## Required work
In the records that follow, show each line where the word "description" is present.

***** Dataset extract

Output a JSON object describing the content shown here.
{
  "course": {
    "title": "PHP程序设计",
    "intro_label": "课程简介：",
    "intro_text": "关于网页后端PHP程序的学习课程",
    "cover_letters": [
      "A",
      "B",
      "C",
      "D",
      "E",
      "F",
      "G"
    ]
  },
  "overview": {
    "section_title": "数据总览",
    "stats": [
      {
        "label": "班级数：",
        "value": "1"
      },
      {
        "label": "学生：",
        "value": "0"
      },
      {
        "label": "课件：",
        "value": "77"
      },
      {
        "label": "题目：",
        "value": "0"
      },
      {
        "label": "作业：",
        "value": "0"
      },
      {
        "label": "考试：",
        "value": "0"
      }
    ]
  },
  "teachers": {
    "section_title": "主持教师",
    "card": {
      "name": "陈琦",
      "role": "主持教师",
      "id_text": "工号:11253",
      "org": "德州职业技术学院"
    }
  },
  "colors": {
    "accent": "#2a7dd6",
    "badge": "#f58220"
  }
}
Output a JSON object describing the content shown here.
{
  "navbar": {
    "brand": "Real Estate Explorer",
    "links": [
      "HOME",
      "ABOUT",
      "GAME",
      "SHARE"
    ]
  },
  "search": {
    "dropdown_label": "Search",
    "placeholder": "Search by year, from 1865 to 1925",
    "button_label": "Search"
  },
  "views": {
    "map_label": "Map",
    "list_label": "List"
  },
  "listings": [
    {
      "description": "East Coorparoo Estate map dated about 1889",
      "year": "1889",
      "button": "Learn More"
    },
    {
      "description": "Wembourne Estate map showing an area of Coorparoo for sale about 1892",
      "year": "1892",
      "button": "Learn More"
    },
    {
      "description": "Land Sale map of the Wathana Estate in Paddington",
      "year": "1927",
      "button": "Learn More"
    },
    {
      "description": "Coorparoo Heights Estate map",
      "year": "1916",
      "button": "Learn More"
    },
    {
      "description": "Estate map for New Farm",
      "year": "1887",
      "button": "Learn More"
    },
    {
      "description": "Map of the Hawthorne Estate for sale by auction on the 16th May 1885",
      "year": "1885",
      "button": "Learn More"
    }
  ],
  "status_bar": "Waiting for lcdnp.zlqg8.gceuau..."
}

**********

## Solution for this exercise
      "description": "East Coorparoo Estate map dated about 1889",
      "description": "Wembourne Estate map showing an area of Coorparoo for sale about 1892",
      "description": "Land Sale map of the Wathana Estate in Paddington",
      "description": "Coorparoo Heights Estate map",
      "description": "Estate map for New Farm",
      "description": "Map of the Hawthorne Estate for sale by auction on the 16th May 1885",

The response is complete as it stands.